> [YOUR INSTRUCTIONS]: Copy out, from the entries below, each line holding the string "Prices".

──────── DATA FOR THE TASK

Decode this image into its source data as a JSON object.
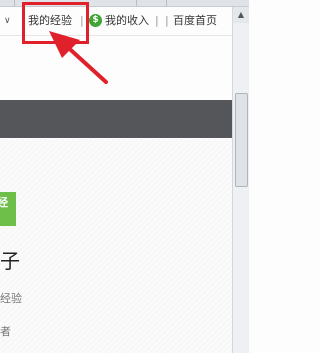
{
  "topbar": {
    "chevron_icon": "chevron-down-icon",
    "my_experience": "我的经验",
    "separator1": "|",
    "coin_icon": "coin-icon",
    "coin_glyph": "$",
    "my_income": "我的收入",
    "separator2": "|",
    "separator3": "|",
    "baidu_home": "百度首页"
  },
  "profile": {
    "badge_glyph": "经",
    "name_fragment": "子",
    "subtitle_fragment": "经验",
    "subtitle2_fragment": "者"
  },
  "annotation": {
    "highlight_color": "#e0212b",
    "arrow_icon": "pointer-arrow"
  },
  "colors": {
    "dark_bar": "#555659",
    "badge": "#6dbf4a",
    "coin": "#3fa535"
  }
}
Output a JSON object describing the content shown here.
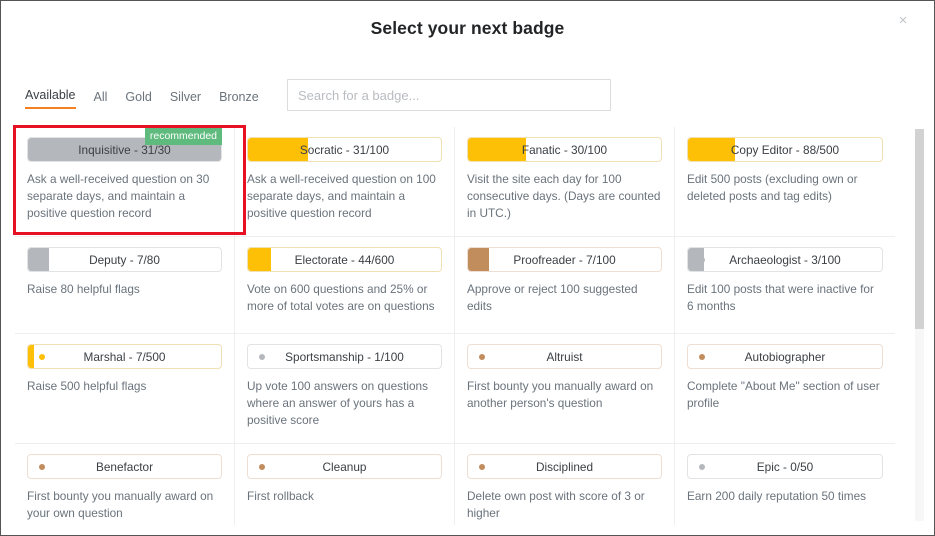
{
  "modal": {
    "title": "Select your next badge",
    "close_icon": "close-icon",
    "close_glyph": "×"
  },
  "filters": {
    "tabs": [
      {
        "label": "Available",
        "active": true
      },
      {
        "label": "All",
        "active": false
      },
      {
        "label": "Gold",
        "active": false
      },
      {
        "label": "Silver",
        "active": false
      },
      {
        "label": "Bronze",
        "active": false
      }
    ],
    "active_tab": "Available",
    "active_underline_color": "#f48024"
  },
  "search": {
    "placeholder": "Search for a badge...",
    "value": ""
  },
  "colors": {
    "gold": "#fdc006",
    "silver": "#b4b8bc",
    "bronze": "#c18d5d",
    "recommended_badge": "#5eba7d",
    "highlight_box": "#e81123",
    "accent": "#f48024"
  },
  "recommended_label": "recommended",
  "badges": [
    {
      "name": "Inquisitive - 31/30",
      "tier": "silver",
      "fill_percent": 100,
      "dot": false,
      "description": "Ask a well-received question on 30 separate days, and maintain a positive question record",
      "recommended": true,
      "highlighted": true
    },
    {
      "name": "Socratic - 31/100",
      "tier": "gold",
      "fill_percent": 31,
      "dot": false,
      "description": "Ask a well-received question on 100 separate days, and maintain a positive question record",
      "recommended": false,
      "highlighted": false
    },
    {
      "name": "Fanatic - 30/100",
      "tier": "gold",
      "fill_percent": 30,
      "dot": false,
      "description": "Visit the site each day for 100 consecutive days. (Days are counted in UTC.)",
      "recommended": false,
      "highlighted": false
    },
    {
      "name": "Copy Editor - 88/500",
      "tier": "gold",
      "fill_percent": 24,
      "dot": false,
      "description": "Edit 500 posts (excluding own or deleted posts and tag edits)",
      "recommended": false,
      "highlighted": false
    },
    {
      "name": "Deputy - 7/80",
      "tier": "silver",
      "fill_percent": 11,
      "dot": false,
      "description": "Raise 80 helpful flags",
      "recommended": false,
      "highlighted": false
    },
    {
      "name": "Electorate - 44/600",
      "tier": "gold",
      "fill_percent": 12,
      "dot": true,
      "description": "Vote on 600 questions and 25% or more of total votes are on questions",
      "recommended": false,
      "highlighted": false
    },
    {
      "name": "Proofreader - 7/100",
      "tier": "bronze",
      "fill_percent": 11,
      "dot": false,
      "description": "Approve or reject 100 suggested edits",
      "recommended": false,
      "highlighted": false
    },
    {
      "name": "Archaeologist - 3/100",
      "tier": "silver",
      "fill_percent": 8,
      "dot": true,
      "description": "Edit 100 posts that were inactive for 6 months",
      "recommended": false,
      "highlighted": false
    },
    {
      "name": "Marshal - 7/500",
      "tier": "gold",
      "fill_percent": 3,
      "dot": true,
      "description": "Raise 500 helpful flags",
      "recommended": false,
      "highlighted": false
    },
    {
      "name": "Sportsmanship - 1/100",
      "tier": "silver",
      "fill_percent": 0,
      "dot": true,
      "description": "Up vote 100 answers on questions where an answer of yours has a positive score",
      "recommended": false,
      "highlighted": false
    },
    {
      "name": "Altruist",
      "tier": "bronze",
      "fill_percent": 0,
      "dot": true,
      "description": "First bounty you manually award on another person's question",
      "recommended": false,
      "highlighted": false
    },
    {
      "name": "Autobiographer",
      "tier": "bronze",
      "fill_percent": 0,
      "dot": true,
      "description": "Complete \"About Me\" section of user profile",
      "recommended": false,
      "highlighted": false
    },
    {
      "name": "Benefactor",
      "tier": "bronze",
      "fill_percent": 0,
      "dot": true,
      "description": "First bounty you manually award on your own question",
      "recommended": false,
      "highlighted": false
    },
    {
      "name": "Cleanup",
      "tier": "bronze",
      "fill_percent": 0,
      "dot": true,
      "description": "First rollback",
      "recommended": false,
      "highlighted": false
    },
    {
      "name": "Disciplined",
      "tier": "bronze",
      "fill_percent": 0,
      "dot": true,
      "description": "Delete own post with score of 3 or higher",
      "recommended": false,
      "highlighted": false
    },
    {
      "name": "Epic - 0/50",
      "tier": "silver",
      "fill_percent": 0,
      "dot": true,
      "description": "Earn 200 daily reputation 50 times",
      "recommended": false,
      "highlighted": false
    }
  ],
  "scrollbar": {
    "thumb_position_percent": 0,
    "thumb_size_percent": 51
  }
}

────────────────
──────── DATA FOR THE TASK

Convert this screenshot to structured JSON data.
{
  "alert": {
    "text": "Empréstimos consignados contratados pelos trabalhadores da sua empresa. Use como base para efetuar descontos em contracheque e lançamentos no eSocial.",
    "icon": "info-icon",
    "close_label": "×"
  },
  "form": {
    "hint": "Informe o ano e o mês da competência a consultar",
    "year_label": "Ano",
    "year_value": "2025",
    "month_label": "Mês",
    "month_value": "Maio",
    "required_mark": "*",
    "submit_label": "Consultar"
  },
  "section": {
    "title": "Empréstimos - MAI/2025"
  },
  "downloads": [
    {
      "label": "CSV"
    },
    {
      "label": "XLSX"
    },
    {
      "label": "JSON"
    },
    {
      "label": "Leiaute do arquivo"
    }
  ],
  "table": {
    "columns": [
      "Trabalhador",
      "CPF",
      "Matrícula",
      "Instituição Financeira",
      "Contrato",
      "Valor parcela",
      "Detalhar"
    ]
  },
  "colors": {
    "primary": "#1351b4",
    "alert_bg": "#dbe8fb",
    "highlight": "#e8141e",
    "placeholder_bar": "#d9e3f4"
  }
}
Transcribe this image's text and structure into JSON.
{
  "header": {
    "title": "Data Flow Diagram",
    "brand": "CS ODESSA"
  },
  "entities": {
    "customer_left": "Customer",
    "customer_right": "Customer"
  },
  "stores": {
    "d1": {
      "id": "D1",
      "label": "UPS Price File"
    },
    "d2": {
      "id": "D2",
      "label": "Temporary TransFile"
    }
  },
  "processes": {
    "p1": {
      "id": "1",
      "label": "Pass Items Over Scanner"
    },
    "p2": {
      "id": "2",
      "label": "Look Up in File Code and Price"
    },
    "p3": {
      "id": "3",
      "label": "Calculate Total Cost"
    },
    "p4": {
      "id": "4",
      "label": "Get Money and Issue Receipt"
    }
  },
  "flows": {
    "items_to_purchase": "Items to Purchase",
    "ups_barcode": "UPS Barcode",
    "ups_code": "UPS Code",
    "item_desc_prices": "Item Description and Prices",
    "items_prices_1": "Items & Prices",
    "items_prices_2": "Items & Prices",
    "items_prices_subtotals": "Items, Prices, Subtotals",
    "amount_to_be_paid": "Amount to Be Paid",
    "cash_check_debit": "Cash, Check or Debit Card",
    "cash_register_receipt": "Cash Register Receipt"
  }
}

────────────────

> [RESPONSE AREA]:
    "item_desc_prices": "Item Description and Prices",
    "items_prices_1": "Items & Prices",
    "items_prices_2": "Items & Prices",
    "items_prices_subtotals": "Items, Prices, Subtotals",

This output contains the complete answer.